### TASK DATA
####################

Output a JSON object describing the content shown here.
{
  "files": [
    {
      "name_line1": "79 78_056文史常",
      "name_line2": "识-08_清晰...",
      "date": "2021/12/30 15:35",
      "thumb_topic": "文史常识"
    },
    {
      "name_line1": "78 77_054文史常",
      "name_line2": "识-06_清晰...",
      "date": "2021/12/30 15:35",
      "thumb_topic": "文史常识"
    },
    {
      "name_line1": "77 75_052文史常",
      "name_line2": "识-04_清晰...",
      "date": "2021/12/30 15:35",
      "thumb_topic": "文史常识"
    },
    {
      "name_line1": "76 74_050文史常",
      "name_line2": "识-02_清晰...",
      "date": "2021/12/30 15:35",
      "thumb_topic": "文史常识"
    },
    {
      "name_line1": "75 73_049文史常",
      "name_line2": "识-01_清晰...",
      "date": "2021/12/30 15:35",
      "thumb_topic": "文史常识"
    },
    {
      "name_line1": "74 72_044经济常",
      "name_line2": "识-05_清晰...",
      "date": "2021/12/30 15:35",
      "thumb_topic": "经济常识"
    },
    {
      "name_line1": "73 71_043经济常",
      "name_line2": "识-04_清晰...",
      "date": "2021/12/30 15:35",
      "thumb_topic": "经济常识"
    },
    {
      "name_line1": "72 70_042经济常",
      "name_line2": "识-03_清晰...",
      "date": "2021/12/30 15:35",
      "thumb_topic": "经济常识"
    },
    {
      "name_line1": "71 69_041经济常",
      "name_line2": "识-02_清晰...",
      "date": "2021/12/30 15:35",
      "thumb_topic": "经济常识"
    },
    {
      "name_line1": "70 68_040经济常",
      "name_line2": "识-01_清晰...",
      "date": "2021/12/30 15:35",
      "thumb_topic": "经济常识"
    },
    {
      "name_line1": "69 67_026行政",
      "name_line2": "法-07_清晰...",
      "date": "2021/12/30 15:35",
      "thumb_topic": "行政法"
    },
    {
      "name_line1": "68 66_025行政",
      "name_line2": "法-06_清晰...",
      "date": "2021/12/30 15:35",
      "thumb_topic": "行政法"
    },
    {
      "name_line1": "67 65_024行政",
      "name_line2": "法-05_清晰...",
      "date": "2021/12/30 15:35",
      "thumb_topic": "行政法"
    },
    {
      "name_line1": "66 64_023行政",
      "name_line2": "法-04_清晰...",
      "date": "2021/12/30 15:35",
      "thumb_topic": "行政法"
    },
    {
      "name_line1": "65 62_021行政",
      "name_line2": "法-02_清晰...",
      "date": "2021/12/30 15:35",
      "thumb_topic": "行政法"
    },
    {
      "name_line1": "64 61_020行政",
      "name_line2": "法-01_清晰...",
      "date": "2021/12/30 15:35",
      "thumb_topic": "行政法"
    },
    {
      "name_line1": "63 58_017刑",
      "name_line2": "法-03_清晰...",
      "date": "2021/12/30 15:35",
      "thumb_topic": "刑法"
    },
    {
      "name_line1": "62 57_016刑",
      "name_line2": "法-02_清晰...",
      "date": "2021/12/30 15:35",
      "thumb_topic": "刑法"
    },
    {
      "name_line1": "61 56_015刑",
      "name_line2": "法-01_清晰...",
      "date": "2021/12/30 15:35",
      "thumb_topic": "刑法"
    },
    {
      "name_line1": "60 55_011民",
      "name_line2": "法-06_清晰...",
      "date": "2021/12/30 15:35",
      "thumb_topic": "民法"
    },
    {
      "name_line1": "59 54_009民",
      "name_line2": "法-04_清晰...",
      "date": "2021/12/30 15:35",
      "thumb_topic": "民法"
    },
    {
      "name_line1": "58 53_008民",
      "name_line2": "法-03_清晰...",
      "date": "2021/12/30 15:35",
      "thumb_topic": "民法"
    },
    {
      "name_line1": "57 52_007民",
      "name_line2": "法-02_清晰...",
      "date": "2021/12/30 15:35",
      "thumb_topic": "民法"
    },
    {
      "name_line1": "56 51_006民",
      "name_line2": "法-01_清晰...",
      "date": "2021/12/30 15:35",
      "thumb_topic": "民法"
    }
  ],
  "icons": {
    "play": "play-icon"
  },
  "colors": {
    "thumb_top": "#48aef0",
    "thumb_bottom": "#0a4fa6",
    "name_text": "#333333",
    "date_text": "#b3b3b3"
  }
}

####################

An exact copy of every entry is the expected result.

### ANSWER SECTION
Output a JSON object describing the content shown here.
{
  "files": [
    {
      "name_line1": "79 78_056文史常",
      "name_line2": "识-08_清晰...",
      "date": "2021/12/30 15:35",
      "thumb_topic": "文史常识"
    },
    {
      "name_line1": "78 77_054文史常",
      "name_line2": "识-06_清晰...",
      "date": "2021/12/30 15:35",
      "thumb_topic": "文史常识"
    },
    {
      "name_line1": "77 75_052文史常",
      "name_line2": "识-04_清晰...",
      "date": "2021/12/30 15:35",
      "thumb_topic": "文史常识"
    },
    {
      "name_line1": "76 74_050文史常",
      "name_line2": "识-02_清晰...",
      "date": "2021/12/30 15:35",
      "thumb_topic": "文史常识"
    },
    {
      "name_line1": "75 73_049文史常",
      "name_line2": "识-01_清晰...",
      "date": "2021/12/30 15:35",
      "thumb_topic": "文史常识"
    },
    {
      "name_line1": "74 72_044经济常",
      "name_line2": "识-05_清晰...",
      "date": "2021/12/30 15:35",
      "thumb_topic": "经济常识"
    },
    {
      "name_line1": "73 71_043经济常",
      "name_line2": "识-04_清晰...",
      "date": "2021/12/30 15:35",
      "thumb_topic": "经济常识"
    },
    {
      "name_line1": "72 70_042经济常",
      "name_line2": "识-03_清晰...",
      "date": "2021/12/30 15:35",
      "thumb_topic": "经济常识"
    },
    {
      "name_line1": "71 69_041经济常",
      "name_line2": "识-02_清晰...",
      "date": "2021/12/30 15:35",
      "thumb_topic": "经济常识"
    },
    {
      "name_line1": "70 68_040经济常",
      "name_line2": "识-01_清晰...",
      "date": "2021/12/30 15:35",
      "thumb_topic": "经济常识"
    },
    {
      "name_line1": "69 67_026行政",
      "name_line2": "法-07_清晰...",
      "date": "2021/12/30 15:35",
      "thumb_topic": "行政法"
    },
    {
      "name_line1": "68 66_025行政",
      "name_line2": "法-06_清晰...",
      "date": "2021/12/30 15:35",
      "thumb_topic": "行政法"
    },
    {
      "name_line1": "67 65_024行政",
      "name_line2": "法-05_清晰...",
      "date": "2021/12/30 15:35",
      "thumb_topic": "行政法"
    },
    {
      "name_line1": "66 64_023行政",
      "name_line2": "法-04_清晰...",
      "date": "2021/12/30 15:35",
      "thumb_topic": "行政法"
    },
    {
      "name_line1": "65 62_021行政",
      "name_line2": "法-02_清晰...",
      "date": "2021/12/30 15:35",
      "thumb_topic": "行政法"
    },
    {
      "name_line1": "64 61_020行政",
      "name_line2": "法-01_清晰...",
      "date": "2021/12/30 15:35",
      "thumb_topic": "行政法"
    },
    {
      "name_line1": "63 58_017刑",
      "name_line2": "法-03_清晰...",
      "date": "2021/12/30 15:35",
      "thumb_topic": "刑法"
    },
    {
      "name_line1": "62 57_016刑",
      "name_line2": "法-02_清晰...",
      "date": "2021/12/30 15:35",
      "thumb_topic": "刑法"
    },
    {
      "name_line1": "61 56_015刑",
      "name_line2": "法-01_清晰...",
      "date": "2021/12/30 15:35",
      "thumb_topic": "刑法"
    },
    {
      "name_line1": "60 55_011民",
      "name_line2": "法-06_清晰...",
      "date": "2021/12/30 15:35",
      "thumb_topic": "民法"
    },
    {
      "name_line1": "59 54_009民",
      "name_line2": "法-04_清晰...",
      "date": "2021/12/30 15:35",
      "thumb_topic": "民法"
    },
    {
      "name_line1": "58 53_008民",
      "name_line2": "法-03_清晰...",
      "date": "2021/12/30 15:35",
      "thumb_topic": "民法"
    },
    {
      "name_line1": "57 52_007民",
      "name_line2": "法-02_清晰...",
      "date": "2021/12/30 15:35",
      "thumb_topic": "民法"
    },
    {
      "name_line1": "56 51_006民",
      "name_line2": "法-01_清晰...",
      "date": "2021/12/30 15:35",
      "thumb_topic": "民法"
    }
  ],
  "icons": {
    "play": "play-icon"
  },
  "colors": {
    "thumb_top": "#48aef0",
    "thumb_bottom": "#0a4fa6",
    "name_text": "#333333",
    "date_text": "#b3b3b3"
  }
}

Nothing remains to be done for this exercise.